Object: Greek fibula from the colonies in Southern Italy

Material: Silver.

Period: Second half of the 4th century BC.
Late classical to early hellenistic period.

Description:    Ancient fibula with an arched bow and prominent trapezoidal catch-plate. The plate is decorated by a palmette design. Pin attached to the body via a spiral. An extension at the foot of the fibula that was possibly once used to mount further decorative elements.
Nice brooch and piece of jewellery. It is a type from the Greek colonies of Southern Italy.

Background: Fibulae were more than just brooches or pins for fastening garments. They were jewellery and status symbol and were worn prominently near the shoulder. This explains the abundance of fashionable shapes and styles that can be observed with surviving ancient pieces. They vary with region, era and social background of the wearer. Modern archaeology uses that distinctiveness to quickly attribute an archaeological find whenever a fibula is part of it.

Dimensions: 51mm length.

Condition: Very good condition. Inlcuding original pin, but bent part of the catch-plate chipped and missing. Plate slightly deformed. Possibly tip of the foot extension missing. Nice patina.

Provenance: Acquired by us in 2020 on the British art market. Previously property of a British family. Acquired in 1983 from the Swiss private collection of Oswald Burchard.
Mr. Burchard acquired many objects from the collection of M. Hess that was auctioned by Hôtel Jura in Basel.
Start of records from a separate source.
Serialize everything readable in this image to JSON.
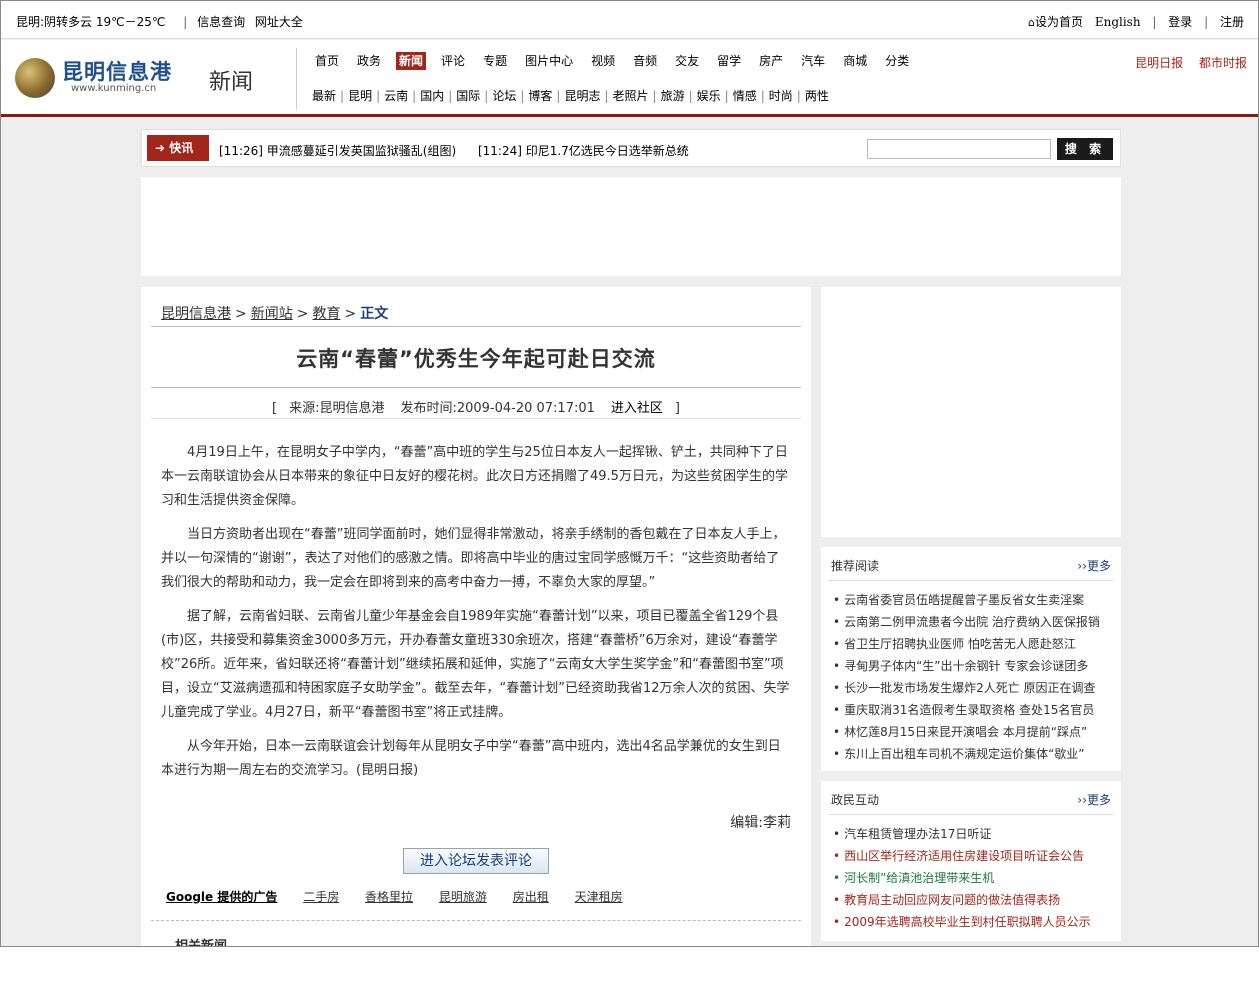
{
  "topbar": {
    "weather": "昆明:阴转多云 19℃－25℃",
    "links": [
      "信息查询",
      "网址大全"
    ],
    "right": {
      "home": "设为首页",
      "english": "English",
      "login": "登录",
      "register": "注册"
    }
  },
  "header": {
    "logo_cn": "昆明信息港",
    "logo_url": "www.kunming.cn",
    "section": "新闻",
    "nav1": [
      "首页",
      "政务",
      "新闻",
      "评论",
      "专题",
      "图片中心",
      "视频",
      "音频",
      "交友",
      "留学",
      "房产",
      "汽车",
      "商城",
      "分类"
    ],
    "nav1_active": "新闻",
    "nav2": [
      "最新",
      "昆明",
      "云南",
      "国内",
      "国际",
      "论坛",
      "博客",
      "昆明志",
      "老照片",
      "旅游",
      "娱乐",
      "情感",
      "时尚",
      "两性"
    ],
    "papers": [
      "昆明日报",
      "都市时报"
    ]
  },
  "flash": {
    "tag": "快讯",
    "items": [
      "[11:26] 甲流感蔓延引发英国监狱骚乱(组图)",
      "[11:24] 印尼1.7亿选民今日选举新总统"
    ],
    "search_label": "搜 索"
  },
  "article": {
    "breadcrumb": [
      "昆明信息港",
      "新闻站",
      "教育"
    ],
    "breadcrumb_current": "正文",
    "title": "云南“春蕾”优秀生今年起可赴日交流",
    "meta_open": "[",
    "source": "来源:昆明信息港",
    "time": "发布时间:2009-04-20 07:17:01",
    "community": "进入社区",
    "meta_close": "]",
    "paragraphs": [
      "4月19日上午，在昆明女子中学内，“春蕾”高中班的学生与25位日本友人一起挥锹、铲土，共同种下了日本一云南联谊协会从日本带来的象征中日友好的樱花树。此次日方还捐赠了49.5万日元，为这些贫困学生的学习和生活提供资金保障。",
      "当日方资助者出现在“春蕾”班同学面前时，她们显得非常激动，将亲手绣制的香包戴在了日本友人手上，并以一句深情的“谢谢”，表达了对他们的感激之情。即将高中毕业的唐过宝同学感慨万千：“这些资助者给了我们很大的帮助和动力，我一定会在即将到来的高考中奋力一搏，不辜负大家的厚望。”",
      "据了解，云南省妇联、云南省儿童少年基金会自1989年实施“春蕾计划”以来，项目已覆盖全省129个县(市)区，共接受和募集资金3000多万元，开办春蕾女童班330余班次，搭建“春蕾桥”6万余对，建设“春蕾学校”26所。近年来，省妇联还将“春蕾计划”继续拓展和延伸，实施了“云南女大学生奖学金”和“春蕾图书室”项目，设立“艾滋病遗孤和特困家庭子女助学金”。截至去年，“春蕾计划”已经资助我省12万余人次的贫困、失学儿童完成了学业。4月27日，新平“春蕾图书室”将正式挂牌。",
      "从今年开始，日本一云南联谊会计划每年从昆明女子中学“春蕾”高中班内，选出4名品学兼优的女生到日本进行为期一周左右的交流学习。(昆明日报)"
    ],
    "editor": "编辑:李莉",
    "forum_button": "进入论坛发表评论",
    "google_ads_label": "Google 提供的广告",
    "ad_links": [
      "二手房",
      "香格里拉",
      "昆明旅游",
      "房出租",
      "天津租房"
    ],
    "related_title": "相关新闻"
  },
  "sidebar": {
    "recommend": {
      "title": "推荐阅读",
      "more": "››更多",
      "items": [
        "云南省委官员伍皓提醒曾子墨反省女生卖淫案",
        "云南第二例甲流患者今出院 治疗费纳入医保报销",
        "省卫生厅招聘执业医师 怕吃苦无人愿赴怒江",
        "寻甸男子体内“生”出十余钢针 专家会诊谜团多",
        "长沙一批发市场发生爆炸2人死亡 原因正在调查",
        "重庆取消31名造假考生录取资格 查处15名官员",
        "林忆莲8月15日来昆开演唱会 本月提前“踩点”",
        "东川上百出租车司机不满规定运价集体“歇业”"
      ]
    },
    "interaction": {
      "title": "政民互动",
      "more": "››更多",
      "items": [
        {
          "text": "汽车租赁管理办法17日听证",
          "color": "default"
        },
        {
          "text": "西山区举行经济适用住房建设项目听证会公告",
          "color": "red"
        },
        {
          "text": "河长制”给滇池治理带来生机",
          "color": "green"
        },
        {
          "text": "教育局主动回应网友问题的做法值得表扬",
          "color": "red"
        },
        {
          "text": "2009年选聘高校毕业生到村任职拟聘人员公示",
          "color": "red"
        }
      ]
    }
  },
  "colors": {
    "brand_red": "#a3261a",
    "link_blue": "#1a3e7c",
    "header_border": "#8b1a10"
  }
}
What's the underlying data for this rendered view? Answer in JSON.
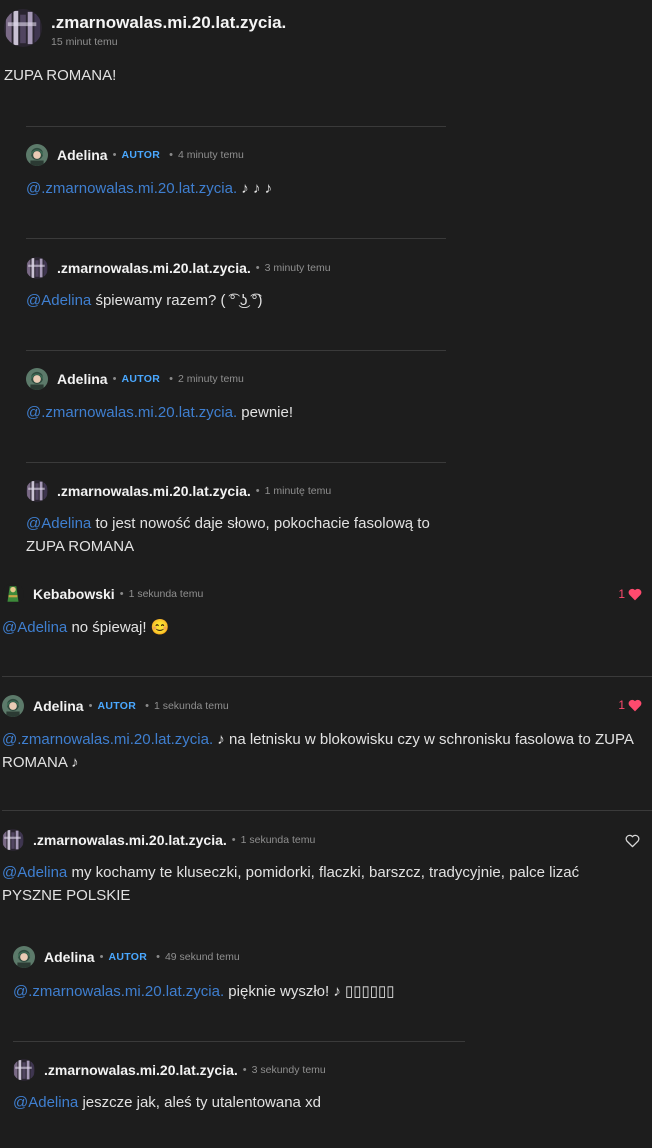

It is likely that this fibula originated from the Hess collection as well.

References: Cf. J. Paul Getty Museum, Objektnr. 77.AM.120.1 (without palmette decoration).
Cf. F. H. Marshall, Catalogue of the Jewellery Greek, Etruscan & Roman in the Departments of Antiquities British Museum, plate XX, no. 1412 (earlier date given there).

Literature: A very good and compact overview on the subject of ancient fibulae is given by R. Heynowski in his book "Fibeln - erkennen, bestimmen, beschreiben" (Deutscher Kunstverlag, 2012, German language).

Authenticity: We unconditionally guarantee the authenticity of every artefact, all items are subject to our lifetime return policy on authenticity.